AG Nessel issues notice of intent to action against Grand Rapids toy company
Agency: Attorney General
Media Contact: Lynsey Mukomel 517-599-2746
Public inquiries: 517-335-7622
December 16, 2021
LANSING – Website that markets collectible toys and action figures faces prosecution by Michigan Attorney General Dana Nessel after Better Business Bureau (BBB) ââgathered nearly 90 complaints against the company .
The department issued a notice of intentional action (NIA) against Planetary Toys, LLC d / b / a Treasure Trove Toys on Thursday afternoon for allegedly violating Michigan consumer protection law.
“The complaints show that the website regularly invoices consumers for purchases, but fails to ship the purchased items to them,” says the NIA. “Some consumers report that even if they received an item, it was not the item they ordered but rather a lower value item, such as an ordinary toy as opposed to a special edition toy. Very few of consumers complaining received a refund. The website listed an invalid address (622 Jefferson, Grand Rapids, MI 49508) and a disconnected phone number. Although you attempted to explain these issues to the investigator of our office, this office remains concerned about these business practices. ”
The Department has found probable grounds to believe that the company is engaging in the following unfair trade practices:
- causing a likelihood of confusion or misunderstanding as to the source, sponsorship, approval or certification of goods or services;
- representing that the products or services are of a particular standard, quality or grade, or that the products are of a particular style or design, if they are of another;
- advertise or represent goods or services with the intention of not disposing of such goods or services as advertised or represented;
- advertise goods or services with the intention of not meeting reasonably foreseeable public demand, unless the advertisement discloses a quantity limitation in immediate conjunction with the advertised goods or services;
- represent or imply that the subject matter of a consumer transaction will be provided promptly, or at a specified time, or within a reasonable time, if the merchant knows or has reason to know that it will not be provided; and
- failing that, in a consumer transaction that is canceled, canceled or otherwise terminated in accordance with the terms of an agreement, advertisement, representation or provision of law, promptly return to the person (s) who are entitled to it a down payment, down payment, or other payment, or in the case of an exchanged but not available good, the greater of the agreed value or the fair market value of the good, or to cancel within a period specified or within an otherwise reasonable time an acquired security interest.

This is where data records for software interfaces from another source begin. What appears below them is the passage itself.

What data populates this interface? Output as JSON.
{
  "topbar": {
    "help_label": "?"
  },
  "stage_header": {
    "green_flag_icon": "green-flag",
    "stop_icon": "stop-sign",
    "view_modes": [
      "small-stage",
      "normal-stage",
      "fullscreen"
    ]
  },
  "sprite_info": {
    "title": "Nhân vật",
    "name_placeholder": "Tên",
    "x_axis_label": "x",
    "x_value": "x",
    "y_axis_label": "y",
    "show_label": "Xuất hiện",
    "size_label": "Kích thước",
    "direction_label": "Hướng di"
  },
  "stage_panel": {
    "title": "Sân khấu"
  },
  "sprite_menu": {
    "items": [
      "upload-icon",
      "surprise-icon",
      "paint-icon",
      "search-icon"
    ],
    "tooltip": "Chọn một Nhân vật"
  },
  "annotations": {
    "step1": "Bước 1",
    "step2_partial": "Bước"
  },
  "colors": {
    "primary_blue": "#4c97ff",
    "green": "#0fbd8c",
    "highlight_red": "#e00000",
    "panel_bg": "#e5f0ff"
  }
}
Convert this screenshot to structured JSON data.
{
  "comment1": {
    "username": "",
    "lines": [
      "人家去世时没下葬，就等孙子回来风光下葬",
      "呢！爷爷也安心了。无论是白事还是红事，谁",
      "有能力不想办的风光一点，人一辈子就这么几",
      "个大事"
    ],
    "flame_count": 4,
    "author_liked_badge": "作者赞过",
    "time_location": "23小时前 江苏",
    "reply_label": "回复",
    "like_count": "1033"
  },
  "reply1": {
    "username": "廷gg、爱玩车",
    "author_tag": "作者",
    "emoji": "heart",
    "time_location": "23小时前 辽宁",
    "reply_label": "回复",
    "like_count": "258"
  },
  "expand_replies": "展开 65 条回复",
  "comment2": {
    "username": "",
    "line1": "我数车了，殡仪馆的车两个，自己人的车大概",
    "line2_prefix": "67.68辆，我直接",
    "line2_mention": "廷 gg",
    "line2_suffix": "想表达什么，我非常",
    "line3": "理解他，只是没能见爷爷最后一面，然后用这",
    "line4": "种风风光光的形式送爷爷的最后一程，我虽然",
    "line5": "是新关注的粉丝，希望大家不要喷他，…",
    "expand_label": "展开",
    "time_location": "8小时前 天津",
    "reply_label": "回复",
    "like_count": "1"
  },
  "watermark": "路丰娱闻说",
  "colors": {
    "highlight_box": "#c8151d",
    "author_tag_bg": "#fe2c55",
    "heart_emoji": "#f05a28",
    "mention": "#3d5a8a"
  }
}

âMy office will not stand consumers being ripped off with their hard-earned money, especially during the holidays,â Nessel said. âWe hope Planetary Toys recognizes the seriousness of this NIA and adjusts the expectations set by the Treasure Trove Toys website accordingly. We will take additional steps to protect consumers if necessary. ”
There are countless individuals and small businesses online that use websites to resell products purchased online. Some of these resellers have the goods shipped and then send them to the buyer. And others use drop shipping – where they simply order the product from a third party who then ships it directly to the buyer. You can find out more in the AG Nessel Consumer Alert on the subject.
Although these businesses are legal, consumers should understand that they pay more and that problems can arise. This is especially true now when resellers who take advance orders, or drop shippers who rely on another entity’s promises, face the same supply chain issues as the rest of us.
Consumers who are struggling to secure a desired last minute giveaway due to supply chain issues may turn to unfamiliar websites in hopes of some holiday magic that the reseller might not be in. able to deliver. Since these resellers can be anywhere in the world, no single agency can hold them all accountable, and consumers should do their homework before spending hard-earned money.
- Research the product and the vendor.
- Do an online image search of the product and any other images posted by the seller to see where the product came from, how much it actually costs, and who else is selling it. Watch this video to learn how to do this.
- Compare the prices of the same or similar products from other sellers.